Japan says it will review plans to abandon nuclear power
The new government in Japan has announced it will review the planned nuclear power phase-out proposed by the previous administration.
Trade and Industry Minister Toshimitsu Motegi said that reactors would be restarted if considered safe by the nuclear authority.
Prime Minister Shinzo Abe has promised bold measures to revive the economy.
The stoppage of nuclear power use by 2040 was ordered following last year's Fukushima disaster.
However, the failure of the previous Democratic Party to put an end to years of economic stagnation led to an overwhelming poll victory for their rivals earlier this month.
Backed by a two-thirds majority in Parliament, the newly-elected Liberal Democratic-led cabinet took office on Wednesday endorsing Mr Abe's economic reform plans.
Veteran trade minister Toshimitsu Motegi, who is also in charge of energy policy, made it clear that the government would not allow its plans to be hampered by higher energy costs.
"We need to reconsider the previous administration's policy that aimed to make zero nuclear power operation possible during the 2030s," he told a news conference.
Mr Abe, who was also prime minister in 2006-07, focused his election campaign focused on more public spending and a looser monetary policy, in what some analysts called "Abenomics".
"A strong economy is the source of energy for Japan.
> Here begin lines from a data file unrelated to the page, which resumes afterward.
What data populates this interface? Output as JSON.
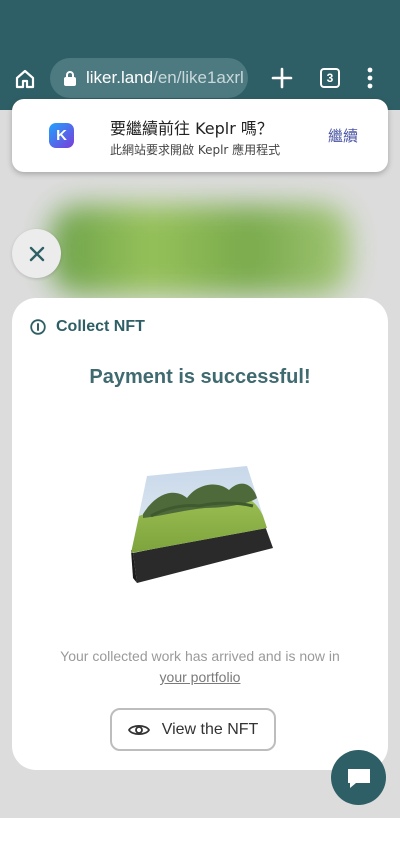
{
  "browser": {
    "url_host": "liker.land",
    "url_path": "/en/like1axrl",
    "tab_count": "3",
    "icons": {
      "home": "home-icon",
      "lock": "lock-icon",
      "new_tab": "plus-icon",
      "menu": "more-vert-icon"
    }
  },
  "app_prompt": {
    "title": "要繼續前往 Keplr 嗎？",
    "subtitle": "此網站要求開啟 Keplr 應用程式",
    "continue_label": "繼續",
    "logo_letter": "K"
  },
  "modal": {
    "header_label": "Collect NFT",
    "success_title": "Payment is successful!",
    "message_text": "Your collected work has arrived and is now in",
    "portfolio_link": "your portfolio",
    "view_button_label": "View the NFT"
  },
  "colors": {
    "header_bg": "#2f5f66",
    "accent": "#2f5f66",
    "keplr_blue": "#4a55a3"
  }
}
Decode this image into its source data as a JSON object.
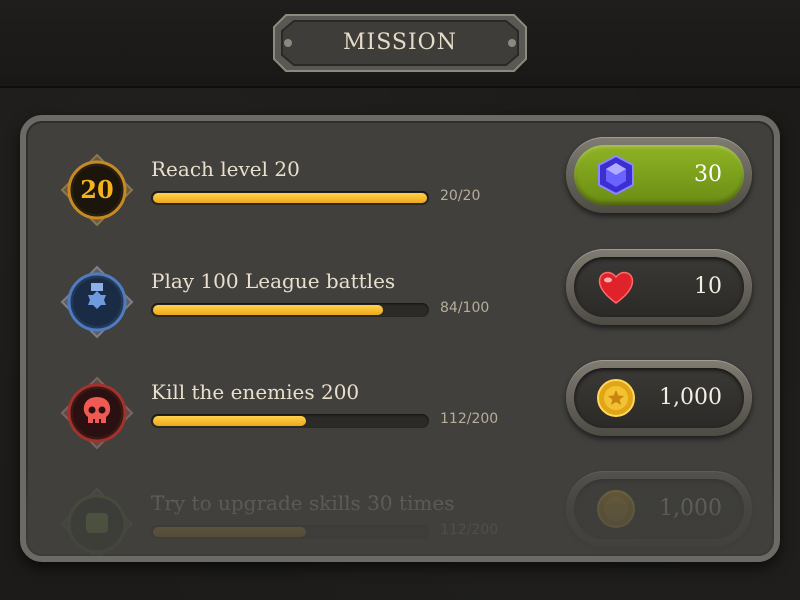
{
  "header": {
    "title": "MISSION"
  },
  "missions": [
    {
      "badge_text": "20",
      "badge_icon": "level-badge-icon",
      "title": "Reach level 20",
      "progress": 1.0,
      "progress_text": "20/20",
      "reward_icon": "gem-icon",
      "reward_value": "30",
      "claimable": true
    },
    {
      "badge_icon": "medal-icon",
      "title": "Play 100 League battles",
      "progress": 0.84,
      "progress_text": "84/100",
      "reward_icon": "heart-icon",
      "reward_value": "10",
      "claimable": false
    },
    {
      "badge_icon": "skull-icon",
      "title": "Kill the enemies 200",
      "progress": 0.56,
      "progress_text": "112/200",
      "reward_icon": "coin-icon",
      "reward_value": "1,000",
      "claimable": false
    },
    {
      "badge_icon": "fist-icon",
      "title": "Try to upgrade skills 30 times",
      "progress": 0.56,
      "progress_text": "112/200",
      "reward_icon": "coin-icon",
      "reward_value": "1,000",
      "claimable": false
    }
  ],
  "colors": {
    "accent_gold": "#f5b21e",
    "progress_fill": "#ffd24c",
    "claim_green": "#8fb324",
    "panel": "#41403d"
  }
}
Without regaining a strong economy, there is no future for Japan," Mr Abe said after taking office.
The prime minister had also said that he would allow nuclear energy a bigger role, despite last year's disaster.
Japan, which relied on nuclear power for almost one-third of its energy supplies before the incident, shut all its 50 nuclear reactors after the leaks, but recently restarted two of them.
The move has resulted in higher energy costs, and many big businesses want Japan to return to using nuclear power.
The shutdown of the nuclear reactors has also seen a rise in Japan's imports of energy sources such as oil and natural gas, widening its trade deficit.
Public support for nuclear energy has dwindled and there were large protests when reactors were restarted.